United States Congress. An Act Making Appropriations for the Department of Agriculture for the Fiscal Year Ending June Thirtieth, Nineteen Hundred and Four. March 3, 1903.Google Scholar
United States Congress. An Act to Increase the Revenue, and for Other Purposes. The Statutes at Large of the United States of America from December, 1916 to March, 1917, 39, Part 1 (Washington: Government Printing Office, 1917).Google Scholar
United States Department of Agriculture. Circular No. 13: Standards of Purity for Food Products. 1904.Google Scholar
United States Department of Agriculture. Circular No. 19: Standards of Purity for Food Products. 1906.Google Scholar
United States Department of Agriculture. Food Inspection Decision 109: The Labeling of Wines. August 24, 1909.Google Scholar
United States Department of Agriculture. Food Inspection Decision 120: The Labeling of Ohio and Missouri Wines. May 20, 1920.Google Scholar
United States Department of Agriculture. Food Inspection Decision 156: Wine. June 24, 1914.Google Scholar
United States Patent and Trademark Office. Geographical Indication Protection in the United States. https://www.uspto.gov/sites/default/files/web/offices/dcom/olia/globalip/pdf/gi_system.pdf.
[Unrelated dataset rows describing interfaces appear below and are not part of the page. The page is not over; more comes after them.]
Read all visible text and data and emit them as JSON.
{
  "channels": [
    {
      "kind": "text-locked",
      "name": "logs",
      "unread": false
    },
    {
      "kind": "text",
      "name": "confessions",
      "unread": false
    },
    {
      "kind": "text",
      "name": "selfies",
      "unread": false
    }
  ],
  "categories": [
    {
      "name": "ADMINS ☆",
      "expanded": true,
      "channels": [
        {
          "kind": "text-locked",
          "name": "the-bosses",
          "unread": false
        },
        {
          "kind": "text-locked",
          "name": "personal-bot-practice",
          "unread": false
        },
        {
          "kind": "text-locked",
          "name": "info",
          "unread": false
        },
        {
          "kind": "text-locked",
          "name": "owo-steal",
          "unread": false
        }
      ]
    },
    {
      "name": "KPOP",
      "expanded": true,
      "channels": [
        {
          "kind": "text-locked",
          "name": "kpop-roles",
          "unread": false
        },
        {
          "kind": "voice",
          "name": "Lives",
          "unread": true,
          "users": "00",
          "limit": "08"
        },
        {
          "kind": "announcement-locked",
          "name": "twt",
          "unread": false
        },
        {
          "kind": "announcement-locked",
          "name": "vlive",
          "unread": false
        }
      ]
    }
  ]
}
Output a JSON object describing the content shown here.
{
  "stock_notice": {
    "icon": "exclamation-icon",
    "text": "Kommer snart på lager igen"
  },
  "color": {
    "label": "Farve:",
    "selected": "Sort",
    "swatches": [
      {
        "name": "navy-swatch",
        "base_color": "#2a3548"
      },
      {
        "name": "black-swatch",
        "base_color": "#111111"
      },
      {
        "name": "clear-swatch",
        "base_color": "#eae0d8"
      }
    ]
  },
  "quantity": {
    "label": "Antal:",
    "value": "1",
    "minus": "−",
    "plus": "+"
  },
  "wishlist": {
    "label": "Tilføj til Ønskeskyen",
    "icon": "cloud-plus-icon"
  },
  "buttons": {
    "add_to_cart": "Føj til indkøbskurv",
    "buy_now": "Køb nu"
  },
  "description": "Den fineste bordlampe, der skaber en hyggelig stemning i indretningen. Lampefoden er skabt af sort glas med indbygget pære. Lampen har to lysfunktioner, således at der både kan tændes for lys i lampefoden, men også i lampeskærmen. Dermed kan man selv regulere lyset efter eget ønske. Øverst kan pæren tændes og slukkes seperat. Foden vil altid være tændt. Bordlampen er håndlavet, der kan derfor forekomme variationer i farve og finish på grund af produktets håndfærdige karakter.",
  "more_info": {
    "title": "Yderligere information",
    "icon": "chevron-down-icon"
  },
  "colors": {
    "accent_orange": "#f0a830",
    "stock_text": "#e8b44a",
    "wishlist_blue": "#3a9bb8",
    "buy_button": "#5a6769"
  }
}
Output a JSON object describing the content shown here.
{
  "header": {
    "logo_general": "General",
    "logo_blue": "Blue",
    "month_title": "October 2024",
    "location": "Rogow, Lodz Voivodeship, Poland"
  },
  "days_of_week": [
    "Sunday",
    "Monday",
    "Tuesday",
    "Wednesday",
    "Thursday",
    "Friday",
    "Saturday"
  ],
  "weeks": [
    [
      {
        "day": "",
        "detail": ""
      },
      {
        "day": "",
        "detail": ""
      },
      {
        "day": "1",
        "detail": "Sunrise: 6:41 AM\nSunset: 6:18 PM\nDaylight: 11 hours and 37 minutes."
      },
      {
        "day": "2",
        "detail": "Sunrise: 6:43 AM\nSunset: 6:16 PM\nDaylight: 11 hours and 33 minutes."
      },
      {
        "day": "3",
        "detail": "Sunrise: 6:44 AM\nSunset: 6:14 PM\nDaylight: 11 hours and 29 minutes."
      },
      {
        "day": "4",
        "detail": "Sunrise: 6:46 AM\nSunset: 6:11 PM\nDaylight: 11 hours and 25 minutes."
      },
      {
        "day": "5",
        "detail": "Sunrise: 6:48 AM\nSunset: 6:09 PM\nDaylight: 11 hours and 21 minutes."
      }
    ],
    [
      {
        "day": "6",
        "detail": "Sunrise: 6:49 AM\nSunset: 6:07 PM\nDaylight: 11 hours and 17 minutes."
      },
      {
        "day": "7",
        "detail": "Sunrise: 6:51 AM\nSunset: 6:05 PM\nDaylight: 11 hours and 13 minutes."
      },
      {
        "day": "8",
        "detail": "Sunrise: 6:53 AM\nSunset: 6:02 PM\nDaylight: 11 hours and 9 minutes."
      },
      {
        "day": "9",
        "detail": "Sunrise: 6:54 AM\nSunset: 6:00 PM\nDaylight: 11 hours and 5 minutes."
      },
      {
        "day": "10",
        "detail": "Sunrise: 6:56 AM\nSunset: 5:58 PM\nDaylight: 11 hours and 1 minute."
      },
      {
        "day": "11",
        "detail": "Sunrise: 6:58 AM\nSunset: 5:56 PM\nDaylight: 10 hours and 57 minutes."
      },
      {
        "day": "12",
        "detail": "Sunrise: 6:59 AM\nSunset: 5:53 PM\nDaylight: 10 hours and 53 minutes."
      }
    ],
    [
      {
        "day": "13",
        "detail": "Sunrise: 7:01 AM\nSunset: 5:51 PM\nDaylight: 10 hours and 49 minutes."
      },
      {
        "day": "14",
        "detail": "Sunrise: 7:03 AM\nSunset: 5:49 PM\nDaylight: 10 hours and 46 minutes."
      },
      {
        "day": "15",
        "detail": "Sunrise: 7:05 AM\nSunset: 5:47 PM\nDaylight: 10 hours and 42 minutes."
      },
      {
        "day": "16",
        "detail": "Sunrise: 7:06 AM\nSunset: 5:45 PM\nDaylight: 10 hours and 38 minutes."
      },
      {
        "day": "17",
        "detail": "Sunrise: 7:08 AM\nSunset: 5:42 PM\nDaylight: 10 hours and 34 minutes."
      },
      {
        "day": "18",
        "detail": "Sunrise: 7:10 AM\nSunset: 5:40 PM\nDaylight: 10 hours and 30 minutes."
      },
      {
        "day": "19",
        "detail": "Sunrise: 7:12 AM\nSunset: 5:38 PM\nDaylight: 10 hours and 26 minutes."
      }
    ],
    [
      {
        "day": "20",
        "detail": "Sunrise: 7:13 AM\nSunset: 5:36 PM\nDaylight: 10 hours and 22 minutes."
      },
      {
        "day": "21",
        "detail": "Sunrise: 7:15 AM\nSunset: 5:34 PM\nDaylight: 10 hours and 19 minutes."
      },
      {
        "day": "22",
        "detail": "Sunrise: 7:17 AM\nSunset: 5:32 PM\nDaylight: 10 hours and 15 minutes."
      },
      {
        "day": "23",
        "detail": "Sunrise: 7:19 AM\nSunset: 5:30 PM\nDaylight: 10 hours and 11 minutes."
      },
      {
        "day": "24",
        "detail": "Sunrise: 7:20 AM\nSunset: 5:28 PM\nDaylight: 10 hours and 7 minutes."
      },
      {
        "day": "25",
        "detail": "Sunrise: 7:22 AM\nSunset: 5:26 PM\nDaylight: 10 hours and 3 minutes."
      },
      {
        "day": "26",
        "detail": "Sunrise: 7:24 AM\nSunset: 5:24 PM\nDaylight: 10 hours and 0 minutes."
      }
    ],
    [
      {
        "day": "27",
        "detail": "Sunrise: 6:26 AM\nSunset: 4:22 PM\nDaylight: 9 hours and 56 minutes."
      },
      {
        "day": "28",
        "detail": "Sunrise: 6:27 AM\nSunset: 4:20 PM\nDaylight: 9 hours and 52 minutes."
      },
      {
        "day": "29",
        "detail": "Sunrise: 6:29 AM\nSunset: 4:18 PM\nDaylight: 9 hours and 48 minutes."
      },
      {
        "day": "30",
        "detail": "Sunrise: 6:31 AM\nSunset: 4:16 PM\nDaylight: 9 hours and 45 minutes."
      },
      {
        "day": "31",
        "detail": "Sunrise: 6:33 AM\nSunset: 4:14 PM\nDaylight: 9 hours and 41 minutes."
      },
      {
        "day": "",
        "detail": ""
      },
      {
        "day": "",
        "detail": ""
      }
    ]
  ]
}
Last accessed June 7, 2018.Google Scholar
Brown, Todd. “A History of the Weinbau in the Lower Missouri Valley: From Dutzow to Hermann.” MA thesis, University of Missouri-St. Loui,. 2011. UMI 1495032.Google Scholar
Poletti, Peter Joseph. “An Interdisciplinary Study of the Missouri Grape and Wine Industry, 1650 to 1989.” PhD diss., Saint Louis University, 1989.Google Scholar
Food and Drug Administration Collection. National Archives. College Park, Maryland.Google Scholar